The WB also noted that Philippine exports were affected this year by the calamities in Japan as well as the recent floods in Thailand. “According to Bert Hofman, WB’s chief economist for East Asia and the Pacific region, the disasters abroad affected the supply of raw materials to the country, disrupting production of local manufacturers. But the biggest threat came from weakened demand for Philippine goods as the financial turmoil took its toll on some of the world’s most advanced countries,” she said.
“So where do these recent developments put our planned projects and programs next year? Are our macroeconomic assumptions accurate and reliable enough to ensure the doability of these projects and programs next year? We have priorly urged our lawmakers to make a final review of the macroeconomic assumptions and on the basis of their reexamination make the necessary adjustments and corrections on the government’s revenue targets as well as the expenditure priorities,” said Briones.
Even the Aquino administration was urged by SWP to reexamine its macroeconomic assumptions and device means of dealing with the consequences of global instability in the light of developments in the global scene, particularly the downgrading of the United States and other turmoil elsewhere in the world.

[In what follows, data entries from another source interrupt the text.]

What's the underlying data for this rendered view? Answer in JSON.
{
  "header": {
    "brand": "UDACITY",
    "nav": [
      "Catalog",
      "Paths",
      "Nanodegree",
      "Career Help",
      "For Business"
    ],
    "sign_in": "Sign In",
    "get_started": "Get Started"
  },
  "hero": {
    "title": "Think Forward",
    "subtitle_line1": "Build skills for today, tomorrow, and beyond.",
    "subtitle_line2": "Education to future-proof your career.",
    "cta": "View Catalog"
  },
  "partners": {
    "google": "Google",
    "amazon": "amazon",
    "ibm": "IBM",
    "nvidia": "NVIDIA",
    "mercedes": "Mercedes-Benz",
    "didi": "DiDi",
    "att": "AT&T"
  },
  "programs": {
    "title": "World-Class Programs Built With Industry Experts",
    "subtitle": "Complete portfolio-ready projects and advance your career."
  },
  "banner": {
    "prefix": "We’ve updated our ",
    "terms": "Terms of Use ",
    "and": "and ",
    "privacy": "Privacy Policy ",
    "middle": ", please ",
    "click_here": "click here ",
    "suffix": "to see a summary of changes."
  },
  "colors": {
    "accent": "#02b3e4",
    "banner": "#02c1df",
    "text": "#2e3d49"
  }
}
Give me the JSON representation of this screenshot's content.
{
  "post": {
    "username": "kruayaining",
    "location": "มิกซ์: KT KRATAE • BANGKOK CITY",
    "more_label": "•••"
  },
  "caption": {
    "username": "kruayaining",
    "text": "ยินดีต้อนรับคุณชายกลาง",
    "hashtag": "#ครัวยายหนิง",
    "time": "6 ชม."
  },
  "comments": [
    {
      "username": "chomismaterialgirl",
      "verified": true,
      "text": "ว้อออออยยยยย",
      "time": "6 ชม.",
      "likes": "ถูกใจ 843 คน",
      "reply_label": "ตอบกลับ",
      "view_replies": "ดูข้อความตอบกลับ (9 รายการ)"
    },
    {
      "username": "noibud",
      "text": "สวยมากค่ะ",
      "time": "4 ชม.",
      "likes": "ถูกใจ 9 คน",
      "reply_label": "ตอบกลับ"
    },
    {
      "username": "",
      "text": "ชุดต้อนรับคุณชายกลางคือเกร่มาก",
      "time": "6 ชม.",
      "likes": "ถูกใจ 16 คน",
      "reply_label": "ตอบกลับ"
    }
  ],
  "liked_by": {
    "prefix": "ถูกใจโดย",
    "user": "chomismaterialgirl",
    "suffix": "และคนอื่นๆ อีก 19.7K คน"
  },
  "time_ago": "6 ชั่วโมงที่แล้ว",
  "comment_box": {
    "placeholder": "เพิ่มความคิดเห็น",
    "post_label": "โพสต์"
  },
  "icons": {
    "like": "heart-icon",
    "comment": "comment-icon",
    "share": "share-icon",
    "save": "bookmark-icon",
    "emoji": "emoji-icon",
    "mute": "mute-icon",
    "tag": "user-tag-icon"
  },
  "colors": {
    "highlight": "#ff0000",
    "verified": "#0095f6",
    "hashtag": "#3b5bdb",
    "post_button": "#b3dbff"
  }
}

Briones then said the administration’s budget and finance officials should also figure out how to face the challenges of poverty, the increase in population, and the very real possibility that the country’s Millennium Development Goals (MDG) may not be reached.
As she had previously warned, Briones said the debt crisis of the United States and Europe, the natural disasters in Japan, political instability in North Africa and the Middle East, and the turbulence in financial markets will all surely impact on the Philippines. Prof. Leonor M. Briones, Social Watch Philippines